Core beliefs should drive you to improve each day.

“If you have ten thousand regulations you destroy all respect for the law.” -Winston Churchill

Last week, I had a conversation with a teacher about our student support process. We are both on our intervention team and the teacher was feeling frustrated about what to do next with a student case.

This was a great conversation for me because the teacher was giving me feedback on a process I helped to develop. I was stunned at first – I was under the impression that our intervention process was working well and we had great results for students during the previous school year. How could this be an issue?

But I quickly ignored those thoughts because this was someone whose opinion I trust and I didn’t want to miss a word.

After I listened, I reminded them about a conversation we had a couple of weeks ago about something similar. I told them that the structures we put in place to support students should be the floor and not the ceiling. If what we do is the very best we can do for a kid, then who cares what the process says is the next step?

I’ve been thinking about my conversation with my teammate a lot since then. While I believe structures and protocols are important, I also believe we often build our own barriers to solutions for the sake of protocols. I believe we need to consider protocols and processes the starting point for our conversations about a student and then use what we know about the student to help him or her be successful.

However, just because something is a core belief doesn’t mean I’ve mastered it yet. This is something I need to continue to reflect upon and improve, and it drives me to want to be a better leader each day.

3 Reasons Why We Gave Access to Everyone

Today, we gave every staff member access to our school’s Twitter account.

This could be a little jarring for those who are worried about what might go wrong. But after all, they have keys to the school building and they are with children all day.  Surely teachers can handle access to a school-wide account.

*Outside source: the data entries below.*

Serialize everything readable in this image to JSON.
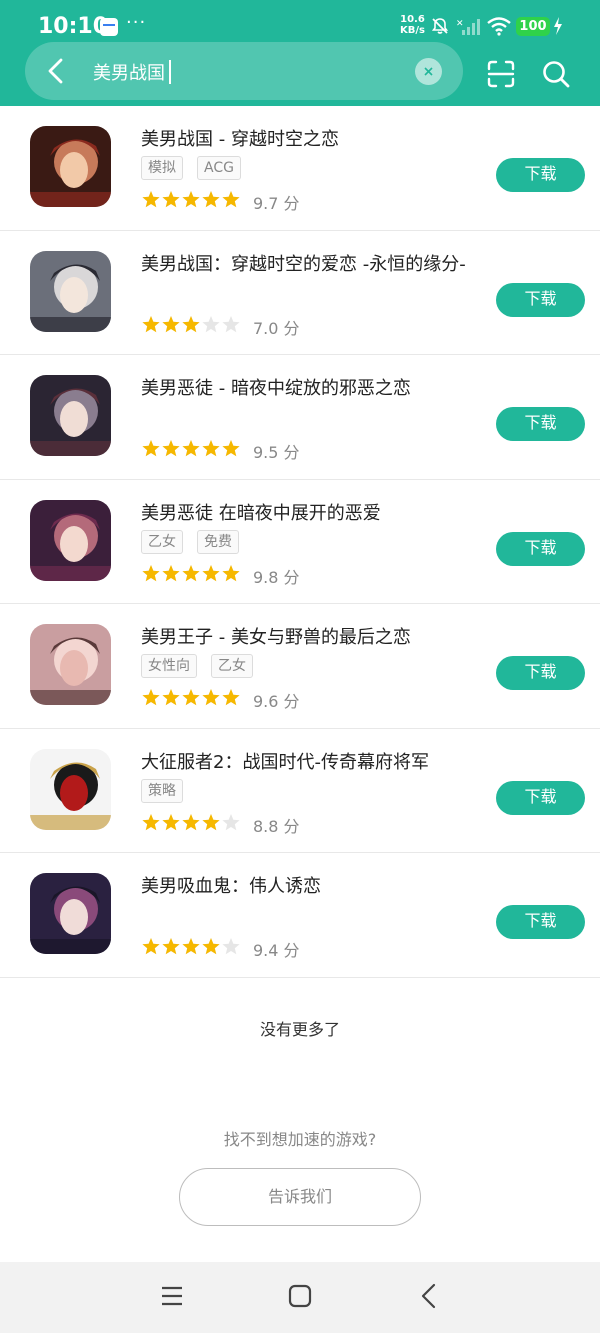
{
  "status": {
    "time": "10:10",
    "speed_value": "10.6",
    "speed_unit": "KB/s",
    "battery": "100"
  },
  "search": {
    "query": "美男战国"
  },
  "games": [
    {
      "title": "美男战国 - 穿越时空之恋",
      "tags": [
        "模拟",
        "ACG"
      ],
      "rating": 5,
      "score": "9.7 分",
      "button": "下载",
      "icon": "romance-couple-art"
    },
    {
      "title": "美男战国：穿越时空的爱恋 -永恒的缘分-",
      "tags": [],
      "rating": 3.5,
      "score": "7.0 分",
      "button": "下载",
      "icon": "silver-hair-man-art"
    },
    {
      "title": "美男恶徒 - 暗夜中绽放的邪恶之恋",
      "tags": [],
      "rating": 5,
      "score": "9.5 分",
      "button": "下载",
      "icon": "dark-hair-man-art"
    },
    {
      "title": "美男恶徒 在暗夜中展开的恶爱",
      "tags": [
        "乙女",
        "免费"
      ],
      "rating": 5,
      "score": "9.8 分",
      "button": "下载",
      "icon": "villain-man-art"
    },
    {
      "title": "美男王子 - 美女与野兽的最后之恋",
      "tags": [
        "女性向",
        "乙女"
      ],
      "rating": 5,
      "score": "9.6 分",
      "button": "下载",
      "icon": "prince-couple-art"
    },
    {
      "title": "大征服者2：战国时代-传奇幕府将军",
      "tags": [
        "策略"
      ],
      "rating": 4.5,
      "score": "8.8 分",
      "button": "下载",
      "icon": "samurai-helmet-art"
    },
    {
      "title": "美男吸血鬼：伟人诱恋",
      "tags": [],
      "rating": 4.5,
      "score": "9.4 分",
      "button": "下载",
      "icon": "vampire-man-art"
    }
  ],
  "footer": {
    "no_more": "没有更多了",
    "cant_find": "找不到想加速的游戏?",
    "tell_us": "告诉我们"
  },
  "colors": {
    "primary": "#21b79a",
    "star": "#f6b800",
    "star_empty": "#e6e6e6"
  }
}
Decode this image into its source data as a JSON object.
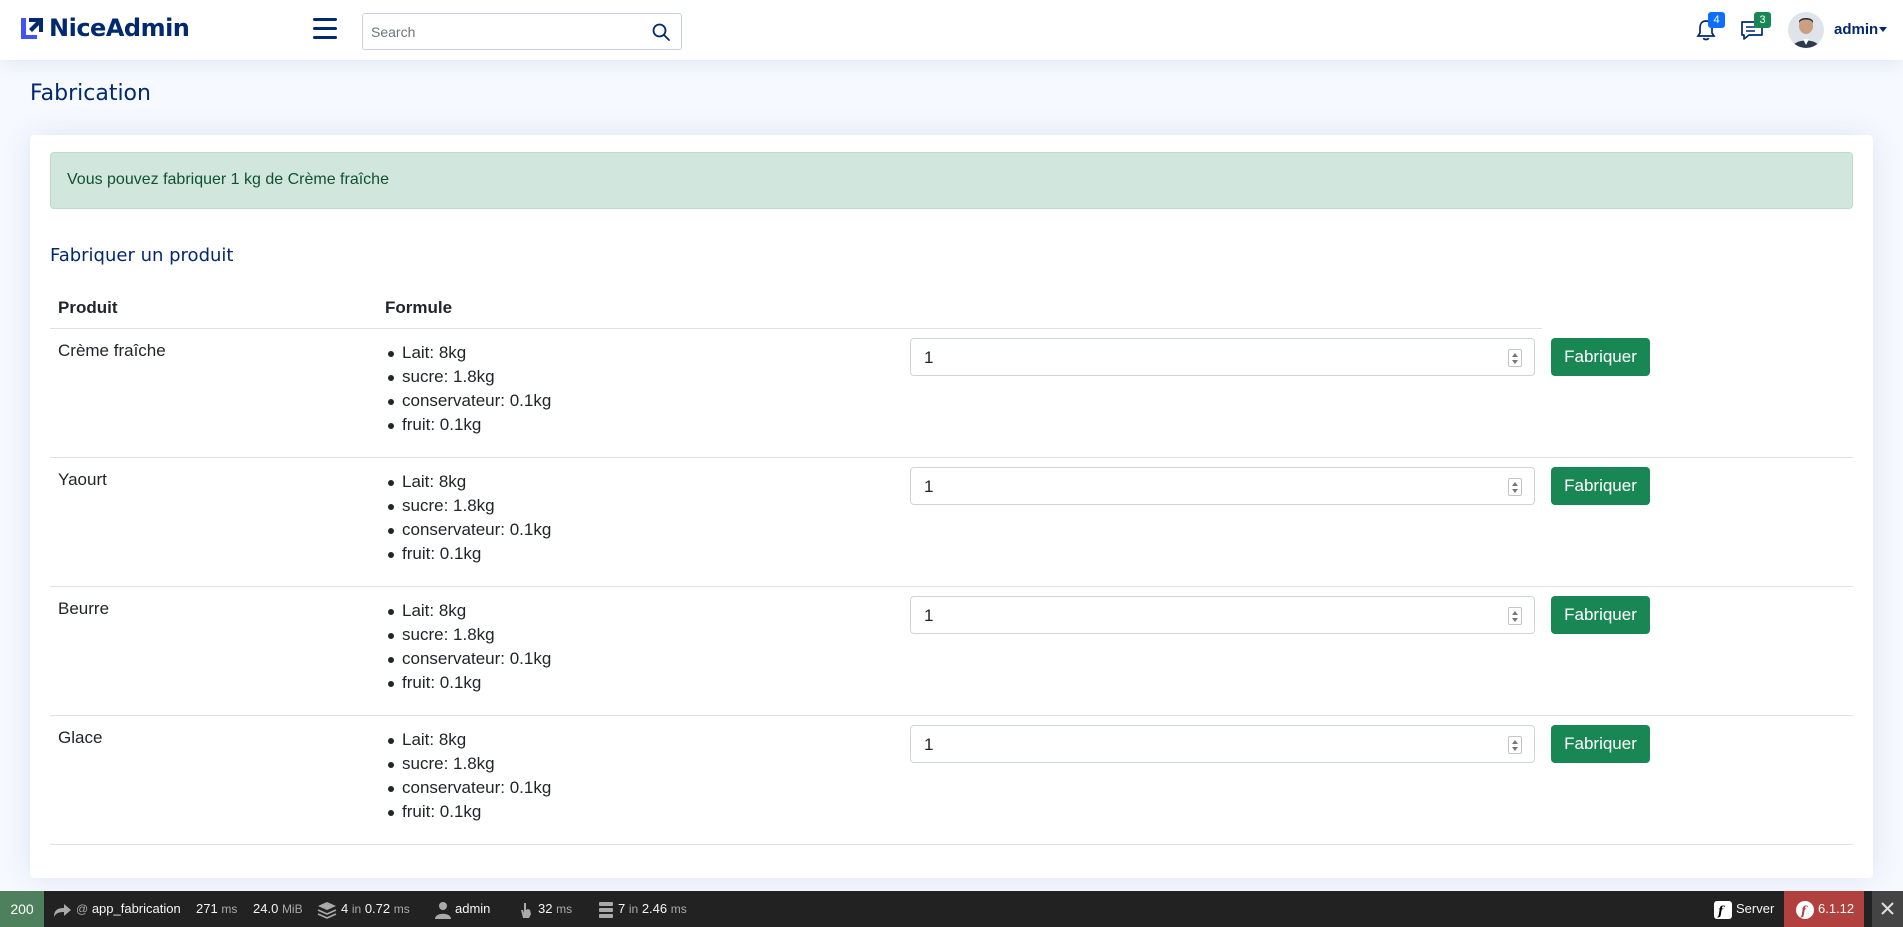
{
  "header": {
    "brand": "NiceAdmin",
    "search_placeholder": "Search",
    "notifications_count": "4",
    "messages_count": "3",
    "user_name": "admin",
    "colors": {
      "brand": "#4154f1",
      "notif_badge": "#0d6efd",
      "msg_badge": "#198754"
    }
  },
  "page": {
    "title": "Fabrication",
    "alert": "Vous pouvez fabriquer 1 kg de Crème fraîche",
    "section_title": "Fabriquer un produit",
    "columns": [
      "Produit",
      "Formule"
    ],
    "button_label": "Fabriquer",
    "rows": [
      {
        "name": "Crème fraîche",
        "formula": [
          "Lait: 8kg",
          "sucre: 1.8kg",
          "conservateur: 0.1kg",
          "fruit: 0.1kg"
        ],
        "quantity": "1"
      },
      {
        "name": "Yaourt",
        "formula": [
          "Lait: 8kg",
          "sucre: 1.8kg",
          "conservateur: 0.1kg",
          "fruit: 0.1kg"
        ],
        "quantity": "1"
      },
      {
        "name": "Beurre",
        "formula": [
          "Lait: 8kg",
          "sucre: 1.8kg",
          "conservateur: 0.1kg",
          "fruit: 0.1kg"
        ],
        "quantity": "1"
      },
      {
        "name": "Glace",
        "formula": [
          "Lait: 8kg",
          "sucre: 1.8kg",
          "conservateur: 0.1kg",
          "fruit: 0.1kg"
        ],
        "quantity": "1"
      }
    ]
  },
  "toolbar": {
    "status_code": "200",
    "route_prefix": "@",
    "route": "app_fabrication",
    "time_value": "271",
    "time_unit": "ms",
    "memory_value": "24.0",
    "memory_unit": "MiB",
    "twig_count": "4",
    "twig_in": "in",
    "twig_time": "0.72",
    "twig_unit": "ms",
    "user": "admin",
    "cache_value": "32",
    "cache_unit": "ms",
    "db_count": "7",
    "db_in": "in",
    "db_time": "2.46",
    "db_unit": "ms",
    "server_label": "Server",
    "symfony_version": "6.1.12"
  }
}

What’s funny is that when my principal and I established our school’s social media accounts during the summer, we kept the passwords secret and in a protected file. The whole purpose behind creating these accounts was to help our school get our story out there for everyone to see.  How was that going to happen when only two people had access to the accounts? 

But really, this goes beyond letting everyone access — It addresses 3 big reasons why teachers need to be connected.

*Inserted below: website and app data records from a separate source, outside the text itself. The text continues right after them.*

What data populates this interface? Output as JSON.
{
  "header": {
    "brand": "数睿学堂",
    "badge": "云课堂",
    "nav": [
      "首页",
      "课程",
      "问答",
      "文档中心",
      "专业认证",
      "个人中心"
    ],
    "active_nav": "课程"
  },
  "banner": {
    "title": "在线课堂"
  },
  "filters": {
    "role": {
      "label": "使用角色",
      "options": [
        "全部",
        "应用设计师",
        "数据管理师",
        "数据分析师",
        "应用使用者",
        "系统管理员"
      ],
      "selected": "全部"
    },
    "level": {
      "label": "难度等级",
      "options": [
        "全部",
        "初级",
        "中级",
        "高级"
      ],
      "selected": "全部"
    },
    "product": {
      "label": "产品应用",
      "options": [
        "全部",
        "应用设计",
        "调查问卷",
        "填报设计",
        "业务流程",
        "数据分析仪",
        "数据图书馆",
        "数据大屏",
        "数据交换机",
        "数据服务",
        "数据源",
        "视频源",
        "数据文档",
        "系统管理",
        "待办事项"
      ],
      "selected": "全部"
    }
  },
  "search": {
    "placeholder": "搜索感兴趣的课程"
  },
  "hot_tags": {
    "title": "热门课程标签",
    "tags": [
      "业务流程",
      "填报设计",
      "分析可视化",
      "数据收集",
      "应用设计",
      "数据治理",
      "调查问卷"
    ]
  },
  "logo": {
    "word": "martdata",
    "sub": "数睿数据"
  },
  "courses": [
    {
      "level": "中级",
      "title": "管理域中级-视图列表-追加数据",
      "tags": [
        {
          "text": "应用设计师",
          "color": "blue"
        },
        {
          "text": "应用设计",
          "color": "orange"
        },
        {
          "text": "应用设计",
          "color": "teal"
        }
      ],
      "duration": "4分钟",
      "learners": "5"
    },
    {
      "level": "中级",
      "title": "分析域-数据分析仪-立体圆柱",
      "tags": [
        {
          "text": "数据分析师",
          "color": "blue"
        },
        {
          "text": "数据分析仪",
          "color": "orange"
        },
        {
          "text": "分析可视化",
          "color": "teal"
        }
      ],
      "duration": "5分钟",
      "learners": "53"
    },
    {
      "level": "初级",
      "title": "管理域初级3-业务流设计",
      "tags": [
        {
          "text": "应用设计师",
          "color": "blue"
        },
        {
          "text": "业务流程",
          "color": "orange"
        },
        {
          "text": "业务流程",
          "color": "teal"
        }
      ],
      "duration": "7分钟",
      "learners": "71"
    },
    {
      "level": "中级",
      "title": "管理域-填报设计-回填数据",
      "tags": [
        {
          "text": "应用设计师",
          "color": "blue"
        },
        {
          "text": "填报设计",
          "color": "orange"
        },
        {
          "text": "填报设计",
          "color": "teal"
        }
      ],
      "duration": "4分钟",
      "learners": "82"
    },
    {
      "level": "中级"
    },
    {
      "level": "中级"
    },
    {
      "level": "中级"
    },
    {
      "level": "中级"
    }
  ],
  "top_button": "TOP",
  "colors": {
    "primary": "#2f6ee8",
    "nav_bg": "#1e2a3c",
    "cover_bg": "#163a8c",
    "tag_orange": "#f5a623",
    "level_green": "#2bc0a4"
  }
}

1. On-going Professional Learning — Those of us who have connected to Twitter know that one of the best things about being connected is the countinous learning experiences we have because of our connections to other teachers around the world. There is a fourth grade teacher who has not only embraced learning through Twitter, but she has also used this new learning to create meaningful and engaging experience for her students through such as participating in the Global Read Aloud.  She is a voice that the staff needed to hear because she is making social media work for kids.

2. Sharing the good things that are happening every single day — Good things are happening in our building every single day. However, most of it never makes it outside of the walls of our building. We have an opportunity through Twitter to share our stories of learning with the world in real time. Getting our teachers connected to the school account will help share even more of those stories.

3. Becoming the digital leaders our students need — I showed our staff a Twitter account of a fourth grader in our building. This is an account that was created on his own. He certainly does not meet the age requirements needed to have an account, yet he has one. How many other of our elementary aged students have a social media account?  Rather than taking a “wait and see” approach to social media, we teachers and school leaders need to be taking a “learn with me” approach so that our students have positive models of responsible digital learning.

Today, our staff was given the tools, the chance and the trust to be digital leaders.  We need to be living the learning lives our students are learning so that we can help them be successful.  If we aren’t the role models for our students, who will be?